After exploring the mouth of the canyon I went back to where the trail split and headed up the left hand branch. The trail starts out some what level but begins ascending in short order. There are basically two fairly steep sections that turned out to be quite strenuous. I’m not sure if it was really all that steep or if I was just tired that day but it took most of what I had to keep going up. Once you get past the second steep section the trail levels out with the occasional up and down.
The trail eventually connects with the Monument Canyon Trail at the base of Independence Monument. Approximately 100 feet or so before you get to Declaration Rock there is a very faint trail that branches off to the right. I took this trail in hopes of finding a path around the base of the Pipe Organs and up into the little side canyon below the visitors center.
As I started out on the trail I was rewarded with an incredible experience. Two big horn rams came running over the little ridge chasing a ewe. They ran right towards me and turned about 30 feet in front of me. The rams would occasionally stop and head butt each other, it was so loud, it sounded like gun shots. After that little incident I climbed up on the ridge only to be in the path of another large ram. I turned around to give him room to pass and there was a herd of four other ewes behind me. I decided to go down the other side of the ridge to prevent frightening them all. As I got to the bottom the herd of four ran over to the ram and right behind where they were standing a coyote slinked over the hill following them. I watched the small herd for a while as they ran towards the cliff and climbed their way to safety on a high ledge.
After the sheep experience I continued my search for a route down the west side of Wedding Canyon. I followed an off and on game trail around the base of the cliff but eventually ran out of time before I could find a suitable path and decided to turn back and just follow the Monument Canyon trail back to the trail head. On the way back to the trail I did run across a very faint path that was occasionally marked with cairns, so I know there is a way to get in that direction. Just one more reason to return to the area.
Once back on the Monument Canyon trail the return trip was un-eventful but a very nice hike down. I did not see another person while I was on the Wedding Canyon portion of the trail but once I got on the Monument Canyon trail I past five or six groups of people on their way up.
This was probably the best hike I’ve been on yet. Even prior to the big horn sheep experience I was thinking how nice the trail was and the sheep just added to the experience. The canyon will definitely be getting explored a little more by me in the future.
- WeddingCanyon1 The trailhead to Wedding Canyon located in the Colorado National Monument near Grand Junction and Fruita Colorado.
- WeddingCanyon2 Wedding Canyon trail located in the Colorado National Monument near Grand Junction and Fruita Colorado.

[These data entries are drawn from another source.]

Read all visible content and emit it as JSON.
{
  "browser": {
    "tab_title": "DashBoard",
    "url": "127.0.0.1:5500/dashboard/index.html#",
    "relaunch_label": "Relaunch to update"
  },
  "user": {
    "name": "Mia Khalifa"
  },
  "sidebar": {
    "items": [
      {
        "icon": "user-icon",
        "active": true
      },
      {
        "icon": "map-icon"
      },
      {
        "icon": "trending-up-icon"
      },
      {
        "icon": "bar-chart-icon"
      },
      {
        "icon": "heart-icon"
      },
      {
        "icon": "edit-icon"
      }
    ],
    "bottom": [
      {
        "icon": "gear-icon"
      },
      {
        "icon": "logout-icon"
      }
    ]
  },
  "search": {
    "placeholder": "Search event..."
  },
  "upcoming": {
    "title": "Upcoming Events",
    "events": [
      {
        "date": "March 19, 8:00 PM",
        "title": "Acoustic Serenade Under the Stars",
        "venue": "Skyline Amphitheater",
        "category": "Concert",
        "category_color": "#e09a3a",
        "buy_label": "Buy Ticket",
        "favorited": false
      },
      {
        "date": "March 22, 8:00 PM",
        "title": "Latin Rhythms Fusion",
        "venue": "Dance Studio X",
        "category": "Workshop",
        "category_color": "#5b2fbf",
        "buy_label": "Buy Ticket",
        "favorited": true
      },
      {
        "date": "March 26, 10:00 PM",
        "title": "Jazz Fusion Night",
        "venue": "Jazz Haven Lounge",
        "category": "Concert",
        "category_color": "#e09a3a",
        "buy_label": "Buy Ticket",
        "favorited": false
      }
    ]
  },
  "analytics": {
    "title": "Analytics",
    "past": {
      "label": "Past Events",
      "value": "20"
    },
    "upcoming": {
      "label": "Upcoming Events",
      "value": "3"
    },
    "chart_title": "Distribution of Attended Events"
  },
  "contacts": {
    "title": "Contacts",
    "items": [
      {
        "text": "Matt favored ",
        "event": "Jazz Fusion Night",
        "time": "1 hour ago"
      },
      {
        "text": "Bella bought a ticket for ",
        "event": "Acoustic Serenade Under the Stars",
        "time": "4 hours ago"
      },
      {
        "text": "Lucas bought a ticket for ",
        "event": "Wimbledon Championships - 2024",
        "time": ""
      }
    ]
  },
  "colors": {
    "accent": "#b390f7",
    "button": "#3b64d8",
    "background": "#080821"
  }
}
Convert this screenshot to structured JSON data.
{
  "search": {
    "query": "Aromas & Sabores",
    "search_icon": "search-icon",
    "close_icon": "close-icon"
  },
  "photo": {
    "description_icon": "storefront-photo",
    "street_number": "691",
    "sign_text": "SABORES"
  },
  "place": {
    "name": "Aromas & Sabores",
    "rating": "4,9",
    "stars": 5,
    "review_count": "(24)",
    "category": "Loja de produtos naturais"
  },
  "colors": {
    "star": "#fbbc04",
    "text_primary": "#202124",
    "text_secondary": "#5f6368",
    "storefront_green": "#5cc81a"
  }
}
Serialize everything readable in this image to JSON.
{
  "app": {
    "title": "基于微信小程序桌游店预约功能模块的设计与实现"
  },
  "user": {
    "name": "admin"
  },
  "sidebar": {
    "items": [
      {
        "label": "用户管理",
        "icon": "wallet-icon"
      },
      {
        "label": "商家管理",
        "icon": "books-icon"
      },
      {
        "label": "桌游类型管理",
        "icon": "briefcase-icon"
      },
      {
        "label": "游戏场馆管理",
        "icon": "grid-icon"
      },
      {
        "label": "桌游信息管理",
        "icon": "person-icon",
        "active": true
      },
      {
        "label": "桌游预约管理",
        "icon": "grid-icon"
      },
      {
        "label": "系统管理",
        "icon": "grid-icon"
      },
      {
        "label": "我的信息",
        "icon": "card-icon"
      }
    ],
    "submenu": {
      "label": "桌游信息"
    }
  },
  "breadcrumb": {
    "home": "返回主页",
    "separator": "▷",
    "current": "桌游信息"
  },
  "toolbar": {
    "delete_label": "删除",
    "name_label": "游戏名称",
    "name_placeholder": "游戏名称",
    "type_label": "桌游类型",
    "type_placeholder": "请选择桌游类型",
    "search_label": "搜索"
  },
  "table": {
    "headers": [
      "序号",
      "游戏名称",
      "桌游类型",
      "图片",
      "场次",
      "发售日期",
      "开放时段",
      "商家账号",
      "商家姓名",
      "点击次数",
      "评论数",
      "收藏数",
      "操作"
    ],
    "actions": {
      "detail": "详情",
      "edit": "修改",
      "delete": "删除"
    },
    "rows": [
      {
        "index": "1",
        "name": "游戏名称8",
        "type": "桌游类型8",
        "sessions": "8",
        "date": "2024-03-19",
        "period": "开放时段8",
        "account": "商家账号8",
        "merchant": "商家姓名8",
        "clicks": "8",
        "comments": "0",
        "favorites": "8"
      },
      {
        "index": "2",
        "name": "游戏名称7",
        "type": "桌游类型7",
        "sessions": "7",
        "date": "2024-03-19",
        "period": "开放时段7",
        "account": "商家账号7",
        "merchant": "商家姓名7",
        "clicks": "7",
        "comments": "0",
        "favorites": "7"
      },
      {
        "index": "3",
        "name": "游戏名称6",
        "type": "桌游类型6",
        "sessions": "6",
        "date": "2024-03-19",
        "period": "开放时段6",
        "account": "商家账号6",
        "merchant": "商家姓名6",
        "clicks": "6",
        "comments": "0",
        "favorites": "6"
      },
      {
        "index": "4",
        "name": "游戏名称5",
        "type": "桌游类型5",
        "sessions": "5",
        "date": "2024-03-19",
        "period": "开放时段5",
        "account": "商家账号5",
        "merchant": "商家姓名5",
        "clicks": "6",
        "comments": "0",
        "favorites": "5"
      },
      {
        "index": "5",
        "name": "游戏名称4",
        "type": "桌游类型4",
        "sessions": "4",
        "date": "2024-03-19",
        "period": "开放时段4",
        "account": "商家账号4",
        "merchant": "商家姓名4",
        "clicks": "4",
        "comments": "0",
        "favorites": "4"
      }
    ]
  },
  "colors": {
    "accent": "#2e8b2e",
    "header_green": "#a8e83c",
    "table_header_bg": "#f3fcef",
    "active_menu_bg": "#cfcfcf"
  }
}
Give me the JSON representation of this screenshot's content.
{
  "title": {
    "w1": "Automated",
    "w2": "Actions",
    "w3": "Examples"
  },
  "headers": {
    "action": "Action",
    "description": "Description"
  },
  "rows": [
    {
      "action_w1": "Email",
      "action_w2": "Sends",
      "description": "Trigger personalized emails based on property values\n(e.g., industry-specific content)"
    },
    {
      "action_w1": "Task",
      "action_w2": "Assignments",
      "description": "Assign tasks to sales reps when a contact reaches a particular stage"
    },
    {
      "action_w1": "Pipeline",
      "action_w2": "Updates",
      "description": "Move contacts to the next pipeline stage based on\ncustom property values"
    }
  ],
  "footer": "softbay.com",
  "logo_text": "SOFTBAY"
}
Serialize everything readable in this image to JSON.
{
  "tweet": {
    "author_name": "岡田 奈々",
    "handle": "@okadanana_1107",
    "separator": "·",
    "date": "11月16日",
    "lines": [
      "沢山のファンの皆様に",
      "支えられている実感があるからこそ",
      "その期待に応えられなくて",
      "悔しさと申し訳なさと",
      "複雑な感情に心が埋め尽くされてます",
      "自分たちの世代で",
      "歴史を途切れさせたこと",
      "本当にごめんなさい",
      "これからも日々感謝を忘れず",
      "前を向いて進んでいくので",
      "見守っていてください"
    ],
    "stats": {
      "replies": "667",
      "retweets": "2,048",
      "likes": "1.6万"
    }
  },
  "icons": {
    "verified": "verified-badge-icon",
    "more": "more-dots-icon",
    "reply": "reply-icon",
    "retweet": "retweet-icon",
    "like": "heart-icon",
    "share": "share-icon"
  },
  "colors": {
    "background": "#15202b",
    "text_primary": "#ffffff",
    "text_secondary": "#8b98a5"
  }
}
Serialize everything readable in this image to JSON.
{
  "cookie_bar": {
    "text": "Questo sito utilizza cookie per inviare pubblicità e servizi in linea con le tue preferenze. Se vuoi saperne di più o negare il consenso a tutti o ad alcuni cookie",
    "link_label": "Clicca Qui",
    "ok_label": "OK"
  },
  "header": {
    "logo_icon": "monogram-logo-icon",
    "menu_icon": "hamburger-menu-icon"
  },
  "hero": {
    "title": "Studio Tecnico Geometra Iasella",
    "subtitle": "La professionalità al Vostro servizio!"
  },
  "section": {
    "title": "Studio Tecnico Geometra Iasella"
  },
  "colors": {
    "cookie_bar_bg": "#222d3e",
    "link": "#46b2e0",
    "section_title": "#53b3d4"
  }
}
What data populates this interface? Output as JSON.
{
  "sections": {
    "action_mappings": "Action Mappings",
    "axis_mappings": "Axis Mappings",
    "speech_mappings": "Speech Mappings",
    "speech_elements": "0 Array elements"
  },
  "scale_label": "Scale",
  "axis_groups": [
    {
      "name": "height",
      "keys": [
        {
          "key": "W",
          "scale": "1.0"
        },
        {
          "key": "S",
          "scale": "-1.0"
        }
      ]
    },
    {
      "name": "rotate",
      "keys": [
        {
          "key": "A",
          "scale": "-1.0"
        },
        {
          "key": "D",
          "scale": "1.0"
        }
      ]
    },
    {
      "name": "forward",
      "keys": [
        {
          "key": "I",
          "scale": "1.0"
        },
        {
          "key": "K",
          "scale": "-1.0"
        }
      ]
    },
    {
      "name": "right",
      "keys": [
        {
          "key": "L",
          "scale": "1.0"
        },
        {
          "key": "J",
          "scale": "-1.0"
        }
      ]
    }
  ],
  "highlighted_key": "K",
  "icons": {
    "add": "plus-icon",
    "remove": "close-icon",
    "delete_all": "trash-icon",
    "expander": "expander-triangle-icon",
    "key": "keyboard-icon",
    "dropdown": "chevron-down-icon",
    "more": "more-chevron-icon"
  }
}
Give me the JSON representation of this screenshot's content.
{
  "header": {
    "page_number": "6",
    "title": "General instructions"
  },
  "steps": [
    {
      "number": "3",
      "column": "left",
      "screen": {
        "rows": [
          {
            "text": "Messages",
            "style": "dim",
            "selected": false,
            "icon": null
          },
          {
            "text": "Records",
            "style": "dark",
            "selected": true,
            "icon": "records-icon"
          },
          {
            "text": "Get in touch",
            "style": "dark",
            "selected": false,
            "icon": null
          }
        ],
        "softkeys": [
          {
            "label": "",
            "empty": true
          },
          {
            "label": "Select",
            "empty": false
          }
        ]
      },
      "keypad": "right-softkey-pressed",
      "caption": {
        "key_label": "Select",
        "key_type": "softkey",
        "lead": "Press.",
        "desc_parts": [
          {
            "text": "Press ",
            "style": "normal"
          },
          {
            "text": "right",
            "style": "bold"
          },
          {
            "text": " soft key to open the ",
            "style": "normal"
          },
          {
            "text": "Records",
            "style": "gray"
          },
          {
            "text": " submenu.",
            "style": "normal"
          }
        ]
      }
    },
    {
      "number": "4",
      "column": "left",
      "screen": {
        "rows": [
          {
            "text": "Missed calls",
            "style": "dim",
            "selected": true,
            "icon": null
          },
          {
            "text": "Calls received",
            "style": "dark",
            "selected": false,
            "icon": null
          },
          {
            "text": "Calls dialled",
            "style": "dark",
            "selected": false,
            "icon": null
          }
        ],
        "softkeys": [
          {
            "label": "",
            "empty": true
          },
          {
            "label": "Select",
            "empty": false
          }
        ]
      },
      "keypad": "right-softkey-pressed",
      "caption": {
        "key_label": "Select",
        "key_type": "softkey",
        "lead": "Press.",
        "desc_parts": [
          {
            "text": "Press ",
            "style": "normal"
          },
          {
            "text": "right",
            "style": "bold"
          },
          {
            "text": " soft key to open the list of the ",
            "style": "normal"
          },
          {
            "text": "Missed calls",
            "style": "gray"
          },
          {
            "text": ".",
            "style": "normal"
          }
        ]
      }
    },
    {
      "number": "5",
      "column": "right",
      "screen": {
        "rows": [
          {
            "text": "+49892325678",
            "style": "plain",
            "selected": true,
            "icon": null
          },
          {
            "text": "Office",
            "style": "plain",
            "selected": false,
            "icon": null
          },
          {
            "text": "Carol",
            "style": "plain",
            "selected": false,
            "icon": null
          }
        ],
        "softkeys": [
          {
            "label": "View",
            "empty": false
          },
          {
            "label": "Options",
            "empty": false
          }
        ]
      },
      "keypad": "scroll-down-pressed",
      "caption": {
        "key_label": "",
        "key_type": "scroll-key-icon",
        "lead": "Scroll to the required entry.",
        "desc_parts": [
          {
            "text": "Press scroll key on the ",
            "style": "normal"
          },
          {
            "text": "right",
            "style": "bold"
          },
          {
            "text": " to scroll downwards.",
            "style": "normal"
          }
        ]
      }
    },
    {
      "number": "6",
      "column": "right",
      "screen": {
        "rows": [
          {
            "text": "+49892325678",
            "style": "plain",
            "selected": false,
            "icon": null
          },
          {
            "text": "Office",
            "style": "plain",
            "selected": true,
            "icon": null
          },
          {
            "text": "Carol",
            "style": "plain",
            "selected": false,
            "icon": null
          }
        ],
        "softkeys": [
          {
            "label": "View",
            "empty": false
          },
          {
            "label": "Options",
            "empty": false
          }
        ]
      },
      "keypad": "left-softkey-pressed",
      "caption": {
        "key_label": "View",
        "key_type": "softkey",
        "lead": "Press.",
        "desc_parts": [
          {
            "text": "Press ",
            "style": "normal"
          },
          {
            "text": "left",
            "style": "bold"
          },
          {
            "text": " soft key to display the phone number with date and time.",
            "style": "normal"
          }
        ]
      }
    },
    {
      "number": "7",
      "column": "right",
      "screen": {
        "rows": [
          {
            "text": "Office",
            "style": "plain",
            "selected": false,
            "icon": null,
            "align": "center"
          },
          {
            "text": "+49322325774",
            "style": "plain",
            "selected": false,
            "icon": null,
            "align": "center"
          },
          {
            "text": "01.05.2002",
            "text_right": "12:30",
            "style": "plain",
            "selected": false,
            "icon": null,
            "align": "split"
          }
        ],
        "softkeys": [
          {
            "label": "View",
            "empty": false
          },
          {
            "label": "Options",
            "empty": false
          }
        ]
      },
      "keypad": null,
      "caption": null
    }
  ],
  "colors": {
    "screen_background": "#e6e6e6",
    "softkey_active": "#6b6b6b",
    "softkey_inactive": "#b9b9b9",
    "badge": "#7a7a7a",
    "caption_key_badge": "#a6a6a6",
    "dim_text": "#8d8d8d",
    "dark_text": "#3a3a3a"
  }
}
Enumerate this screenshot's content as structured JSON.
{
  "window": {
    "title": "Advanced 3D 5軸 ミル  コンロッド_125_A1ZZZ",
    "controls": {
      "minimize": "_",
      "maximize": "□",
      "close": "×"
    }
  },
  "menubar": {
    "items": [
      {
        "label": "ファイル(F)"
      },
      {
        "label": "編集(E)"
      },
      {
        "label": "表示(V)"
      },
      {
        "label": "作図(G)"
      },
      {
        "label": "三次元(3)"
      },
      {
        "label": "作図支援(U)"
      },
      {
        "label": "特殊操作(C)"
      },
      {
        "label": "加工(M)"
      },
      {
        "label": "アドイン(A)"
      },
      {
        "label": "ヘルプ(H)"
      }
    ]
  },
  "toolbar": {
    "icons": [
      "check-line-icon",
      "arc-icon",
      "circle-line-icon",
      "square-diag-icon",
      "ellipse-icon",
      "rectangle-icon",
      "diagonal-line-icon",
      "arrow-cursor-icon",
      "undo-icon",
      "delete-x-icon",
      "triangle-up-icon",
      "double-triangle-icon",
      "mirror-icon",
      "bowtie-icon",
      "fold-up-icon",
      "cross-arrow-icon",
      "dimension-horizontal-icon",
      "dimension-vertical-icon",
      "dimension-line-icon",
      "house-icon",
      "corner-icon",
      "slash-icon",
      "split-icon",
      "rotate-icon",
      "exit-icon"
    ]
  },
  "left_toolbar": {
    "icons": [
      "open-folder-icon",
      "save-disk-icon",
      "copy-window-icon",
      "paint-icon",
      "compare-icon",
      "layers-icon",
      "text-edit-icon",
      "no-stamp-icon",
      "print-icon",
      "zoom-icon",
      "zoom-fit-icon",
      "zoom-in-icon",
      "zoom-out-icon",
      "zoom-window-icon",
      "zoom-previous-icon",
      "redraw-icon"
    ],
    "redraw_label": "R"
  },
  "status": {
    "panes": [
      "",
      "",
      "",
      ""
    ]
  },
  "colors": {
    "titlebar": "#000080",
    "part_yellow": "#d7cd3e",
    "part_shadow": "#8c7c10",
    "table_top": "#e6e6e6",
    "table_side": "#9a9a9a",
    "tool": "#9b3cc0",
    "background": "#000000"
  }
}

- WeddingCanyon3 Wedding Canyon trail located in the Colorado National Monument near Grand Junction and Fruita Colorado.
- WeddingCanyon4 Wedding Canyon trail located in the Colorado National Monument near Grand Junction and Fruita Colorado.